Another stunningly beautiful weather day here. Just a touch of frost on the windshields and crunchy grass early this morning.
Woke up about 4am since i’d fallen asleep so early the evening before, but with a horrible headache. Took some Tylenol, fixed some mate, then opened the door to let Thunder in and along with him a bird flew in! Weird. So a little early morning excitement – Allen and i finally coaxed it out by turning off all the lights in the house and turning on the porch light. Birds are not like bats, they have to see where they are going.
My main project for today was to load up those little calves i talked about earlier and the thin bull and take them to market. Now we don’t have those baby calf feeding chores which frees up about 45 minutes a day! Not to mention just the inconvenience of being tied to this task twice a day. Most of that time is taken up with preparing the bottles and feeding the bottle calves. There is also no more feed costs.
Next big project was to prepare another 16 foot cattle panel into a circle which is what we use in south Missouri for decorative and useful end posts for fence. Once these are filled with rocks (and there are plenty of those on my farm there!) then they are set to go. Beautiful and functional at once. It is hard work to fill up them up, however.
Dallas put the second coat of linseed oil/mineral spirits on his lawn tractor trailer yesterday and took out a couple bales of hay for my cows up north. He also moved several more bales from the neighbour’s farm. We bought the rest of his hay bales just recently and while it’s dry, we are moving them off his farm as quickly as possible.
This afternoon and early evening will be spent at the Forage Systems Research Center‘s 50th anniversary with guest speaker, Dr Fred Martz, professor emeritus and former FSRC superintendent. It’ll be nice getting to visit with friends we haven’t seen for some time.
Cold temperatures have descended on north Missouri today and forecasted to hang around for at least the next 10 days! With the ground already frozen, these continued below freezing temps made
it tough to set up the sheep electric netting fence. Thankfully, I put up netting around several large bales of hay and running water for the sheep to stay put until the weather breaks, though I may have to chop ice if we don’t get any snow. Sheep really don’t need water if there is snow available.

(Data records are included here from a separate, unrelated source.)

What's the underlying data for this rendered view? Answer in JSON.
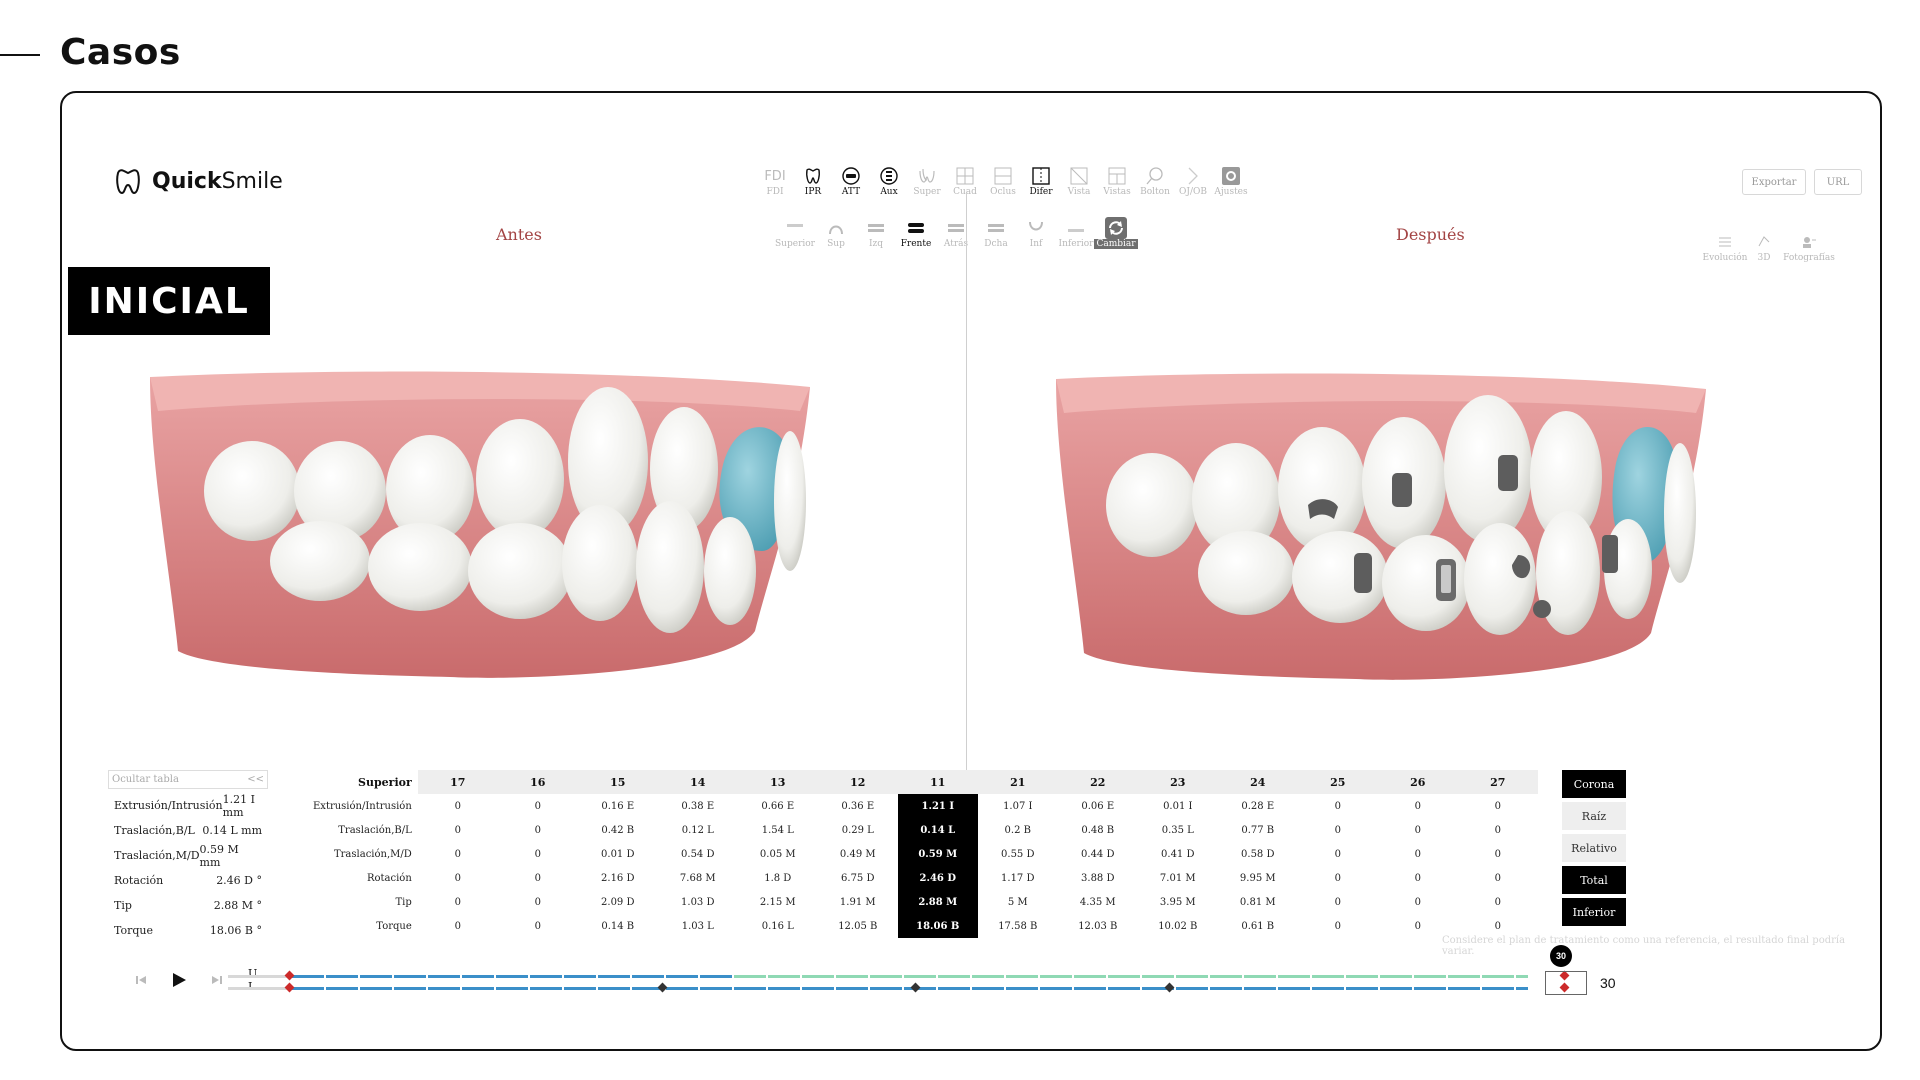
{
  "page": {
    "title": "Casos"
  },
  "logo": {
    "brand_bold": "Quick",
    "brand_light": "Smile"
  },
  "toolbar_top": [
    {
      "label": "FDI",
      "icon": "fdi-icon",
      "active": false
    },
    {
      "label": "IPR",
      "icon": "tooth-ipr-icon",
      "active": true
    },
    {
      "label": "ATT",
      "icon": "attachment-icon",
      "active": true
    },
    {
      "label": "Aux",
      "icon": "aux-icon",
      "active": true
    },
    {
      "label": "Super",
      "icon": "superimpose-icon",
      "active": false
    },
    {
      "label": "Cuad",
      "icon": "grid-icon",
      "active": false
    },
    {
      "label": "Oclus",
      "icon": "occlusion-icon",
      "active": false
    },
    {
      "label": "Difer",
      "icon": "difference-icon",
      "active": true
    },
    {
      "label": "Vista",
      "icon": "view-icon",
      "active": false
    },
    {
      "label": "Vistas",
      "icon": "views-icon",
      "active": false
    },
    {
      "label": "Bolton",
      "icon": "bolton-icon",
      "active": false
    },
    {
      "label": "OJ/OB",
      "icon": "ojob-icon",
      "active": false
    },
    {
      "label": "Ajustes",
      "icon": "settings-icon",
      "active": false
    }
  ],
  "toolbar_views": [
    {
      "label": "Superior",
      "icon": "upper-arch-icon",
      "state": "off"
    },
    {
      "label": "Sup",
      "icon": "arch-sup-icon",
      "state": "off"
    },
    {
      "label": "Izq",
      "icon": "left-view-icon",
      "state": "off"
    },
    {
      "label": "Frente",
      "icon": "front-view-icon",
      "state": "on"
    },
    {
      "label": "Atrás",
      "icon": "back-view-icon",
      "state": "off"
    },
    {
      "label": "Dcha",
      "icon": "right-view-icon",
      "state": "off"
    },
    {
      "label": "Inf",
      "icon": "arch-inf-icon",
      "state": "off"
    },
    {
      "label": "Inferior",
      "icon": "lower-arch-icon",
      "state": "off"
    },
    {
      "label": "Cambiar",
      "icon": "swap-icon",
      "state": "selected"
    }
  ],
  "right_buttons": {
    "export": "Exportar",
    "url": "URL"
  },
  "right_tools": [
    {
      "label": "Evolución",
      "icon": "evolution-icon"
    },
    {
      "label": "3D",
      "icon": "3d-icon"
    },
    {
      "label": "Fotografías",
      "icon": "photos-icon"
    }
  ],
  "views": {
    "before": "Antes",
    "after": "Después"
  },
  "badge": "INICIAL",
  "side_panel": {
    "hide_label": "Ocultar tabla",
    "collapse": "<<",
    "rows": [
      {
        "label": "Extrusión/Intrusión",
        "value": "1.21 I mm"
      },
      {
        "label": "Traslación,B/L",
        "value": "0.14 L mm"
      },
      {
        "label": "Traslación,M/D",
        "value": "0.59 M mm"
      },
      {
        "label": "Rotación",
        "value": "2.46 D °"
      },
      {
        "label": "Tip",
        "value": "2.88 M °"
      },
      {
        "label": "Torque",
        "value": "18.06 B °"
      }
    ]
  },
  "table": {
    "row_header": "Superior",
    "teeth": [
      "17",
      "16",
      "15",
      "14",
      "13",
      "12",
      "11",
      "21",
      "22",
      "23",
      "24",
      "25",
      "26",
      "27"
    ],
    "selected_col": 6,
    "rows": [
      {
        "label": "Extrusión/Intrusión",
        "cells": [
          "0",
          "0",
          "0.16 E",
          "0.38 E",
          "0.66 E",
          "0.36 E",
          "1.21 I",
          "1.07 I",
          "0.06 E",
          "0.01 I",
          "0.28 E",
          "0",
          "0",
          "0"
        ]
      },
      {
        "label": "Traslación,B/L",
        "cells": [
          "0",
          "0",
          "0.42 B",
          "0.12 L",
          "1.54 L",
          "0.29 L",
          "0.14 L",
          "0.2 B",
          "0.48 B",
          "0.35 L",
          "0.77 B",
          "0",
          "0",
          "0"
        ]
      },
      {
        "label": "Traslación,M/D",
        "cells": [
          "0",
          "0",
          "0.01 D",
          "0.54 D",
          "0.05 M",
          "0.49 M",
          "0.59 M",
          "0.55 D",
          "0.44 D",
          "0.41 D",
          "0.58 D",
          "0",
          "0",
          "0"
        ]
      },
      {
        "label": "Rotación",
        "cells": [
          "0",
          "0",
          "2.16 D",
          "7.68 M",
          "1.8 D",
          "6.75 D",
          "2.46 D",
          "1.17 D",
          "3.88 D",
          "7.01 M",
          "9.95 M",
          "0",
          "0",
          "0"
        ]
      },
      {
        "label": "Tip",
        "cells": [
          "0",
          "0",
          "2.09 D",
          "1.03 D",
          "2.15 M",
          "1.91 M",
          "2.88 M",
          "5 M",
          "4.35 M",
          "3.95 M",
          "0.81 M",
          "0",
          "0",
          "0"
        ]
      },
      {
        "label": "Torque",
        "cells": [
          "0",
          "0",
          "0.14 B",
          "1.03 L",
          "0.16 L",
          "12.05 B",
          "18.06 B",
          "17.58 B",
          "12.03 B",
          "10.02 B",
          "0.61 B",
          "0",
          "0",
          "0"
        ]
      }
    ]
  },
  "modes": [
    {
      "label": "Corona",
      "on": true
    },
    {
      "label": "Raíz",
      "on": false
    },
    {
      "label": "Relativo",
      "on": false
    },
    {
      "label": "Total",
      "on": true
    },
    {
      "label": "Inferior",
      "on": true
    }
  ],
  "note": "Considere el plan de tratamiento como una referencia, el resultado final podría variar.",
  "timeline": {
    "upper_label": "U",
    "lower_label": "L",
    "current_step": "30",
    "total_steps": "30",
    "colors": {
      "blue": "#3b8fc9",
      "green": "#8fd9b4",
      "red": "#cc2a2a"
    }
  }
}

No longer am I trying to graze the road banks with the sheep. Moving them down the bank is like pushing water now and with the ground frozen, it’s far too difficult to install the Kencove sheep netting fence. At this point, grazing the banks in the spring after green grass starts coming on will be the next time they are pushed out. Sheep grazing the banks eliminates the need for me to mow the banks with the brush hog, but it is extra work.
Cattle are a different story in the water department. If there is plenty of heavy, wet snow, they won’t drink much, but if that’s what we have, it destroys the stockpiled winter forage for them to graze much faster than just being frozen or a light snow. However, with a light snow, they will need fresh flowing water available. Therefore, in anticipation of freezing weather, I filled the water tank and opened the leak valve so that the water will fill the tank and then continue running over the top of the overflow pipe. Flowing water will not freeze easily – especially if the cattle are drinking from it. The drawback to overflow is that the water is draining the pond from which it originates, though in Missouri, this is usually refilled easily when spring rains come.
Winter grazing with the lack of grass regrowth allows us to strip graze whatever size breaks we want to give the cattle or sheep. If I know I’ll be back up to the farm the next day, I’ll give the cows a very small break of forage so that they won’t walk all over it and ruin it before grazing. However, if it will be several days or if it’s going to be extra cold, I’ll set up a bit larger break. The breaks are fenced with one strand of Powerflex Fence electrified polybraid fence and step-in posts for easy set up and tear down. I use two lines and leap frog them across the paddocks – allowing enough quality forage to maintain a healthy condition on the animals. Strip grazing versus free access will vastly increase utilisation resulting in, on average, about 60% more grazing days! Additionally, manure is more evenly distributed across the paddock. (my paddocks average about 20 acres each). My cows and calves require about 6500 lbs of dry matter per day, so accurately estimating the amount of forage per acre is crucial, then I open up enough acres for the cows to graze however many number of days I want.